If you are just starting in Emergency Management, have been doing it for a while, or are just interested in reading about how to lead during a disaster then this book is for you. I wish I had this book when I started working for FEMA in 2004.
Ed Conley lays out in clear and concise words (which is no surprise since he has made his career out of using words wisely), ideas and philosophies how to be the best Emergency Manager you can be in whatever capacity your might be operating. Ed and I were both working in External Affairs for FEMA; he as a Public Information Officer and External Affairs Director and me as a Governmental Affairs Manager and Assistant External Affairs Officer. But the guidelines he lays out in this book will also apply to someone working in Individual Assistance or Public Assistance for FEMA as well as someone serving as a city, county, parish or state Emergency Manager.
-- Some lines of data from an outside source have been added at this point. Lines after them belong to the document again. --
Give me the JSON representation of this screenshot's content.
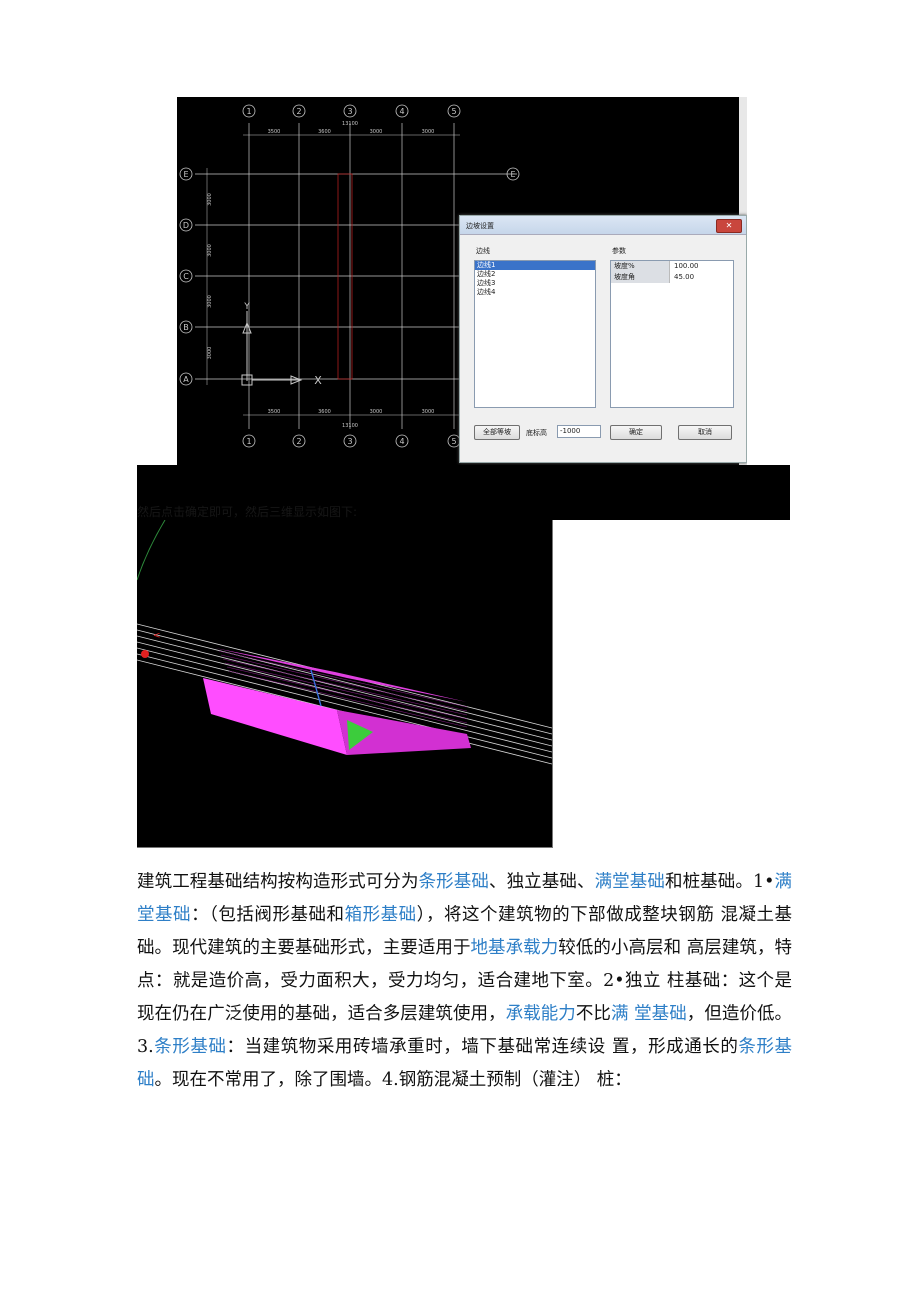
{
  "cad": {
    "axis_top": [
      "①",
      "②",
      "③",
      "④",
      "⑤"
    ],
    "axis_bottom": [
      "①",
      "②",
      "③",
      "④",
      "⑤"
    ],
    "axis_left": [
      "Ⓔ",
      "Ⓓ",
      "Ⓒ",
      "Ⓑ",
      "Ⓐ"
    ],
    "axis_right": [
      "Ⓔ"
    ],
    "dims_top": [
      "3500",
      "3600",
      "3000",
      "3000"
    ],
    "dims_bottom": [
      "3500",
      "3600",
      "3000",
      "3000"
    ],
    "total_top": "13100",
    "total_bottom": "13100",
    "dims_left": [
      "3000",
      "3000",
      "3000",
      "3000"
    ],
    "ucs_y": "Y",
    "ucs_x": "X"
  },
  "dialog": {
    "title": "边坡设置",
    "close": "✕",
    "edges_label": "边线",
    "params_label": "参数",
    "edges": [
      "边线1",
      "边线2",
      "边线3",
      "边线4"
    ],
    "selected_edge": 0,
    "params": [
      {
        "key": "坡度%",
        "value": "100.00"
      },
      {
        "key": "坡度角",
        "value": "45.00"
      }
    ],
    "all_equal_button": "全部等坡",
    "base_elev_label": "底标高",
    "base_elev_value": "-1000",
    "ok_button": "确定",
    "cancel_button": "取消"
  },
  "caption": "然后点击确定即可，然后三维显示如图下:",
  "paragraph": [
    {
      "t": "建筑工程基础结构按构造形式可分为"
    },
    {
      "t": "条形基础",
      "link": true
    },
    {
      "t": "、独立基础、"
    },
    {
      "t": "满堂基础",
      "link": true
    },
    {
      "t": "和桩基础。1•"
    },
    {
      "t": "满堂基础",
      "link": true
    },
    {
      "t": "：（包括阀形基础和"
    },
    {
      "t": "箱形基础",
      "link": true
    },
    {
      "t": "），将这个建筑物的下部做成整块钢筋 混凝土基础。现代建筑的主要基础形式，主要适用于"
    },
    {
      "t": "地基承载力",
      "link": true
    },
    {
      "t": "较低的小高层和 高层建筑，特点：就是造价高，受力面积大，受力均匀，适合建地下室。2•独立 柱基础：这个是现在仍在广泛使用的基础，适合多层建筑使用，"
    },
    {
      "t": "承载能力",
      "link": true
    },
    {
      "t": "不比"
    },
    {
      "t": "满 堂基础",
      "link": true
    },
    {
      "t": "，但造价低。3."
    },
    {
      "t": "条形基础",
      "link": true
    },
    {
      "t": "：当建筑物采用砖墙承重时，墙下基础常连续设 置，形成通长的"
    },
    {
      "t": "条形基础",
      "link": true
    },
    {
      "t": "。现在不常用了，除了围墙。4.钢筋混凝土预制（灌注） 桩："
    }
  ]
}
Drawing on his years of experience with FEMA, Ed shares relevant and applicable experiences that prove his points. His recollections are both/ educational and entertaining. I especially enjoyed reading about his interactions with several of my former colleagues like Megan Floyd, Ricardo “Zuni” Zuniga, and Barb Sturner, as well as Brian Hvinden, Holly Stephens Jerry DeFelice and so many others that I had the honor and pleasure of working with during my 17 years with the agency.
As I said in my first paragraph; I wish I had this book when I started working for FEMA. I was fortunate and had some excellent mentors, trainers and supervisors such as Susan Pederson, the late Miss Betty Roberson, Sue Loftin and all of the people I mentioned in the previous paragraph who taught me valuable lessons in my Emergency Management career. But I also had some of those people Ed mentions who didn’t embody all the best qualities of an Emergency Manager and his words in this book would have been such a help to a “newbie” like myself to sort out the best from the not so good. So, I say again, this book is for those just starting as well as those farther along in their life as Emergency Managers.
Unsurprisingly, I give this book 5 stars for Ed’s advice, wisdom, encouragement and thoughtful writing on how to lead during disasters.
Get it, read it, live it.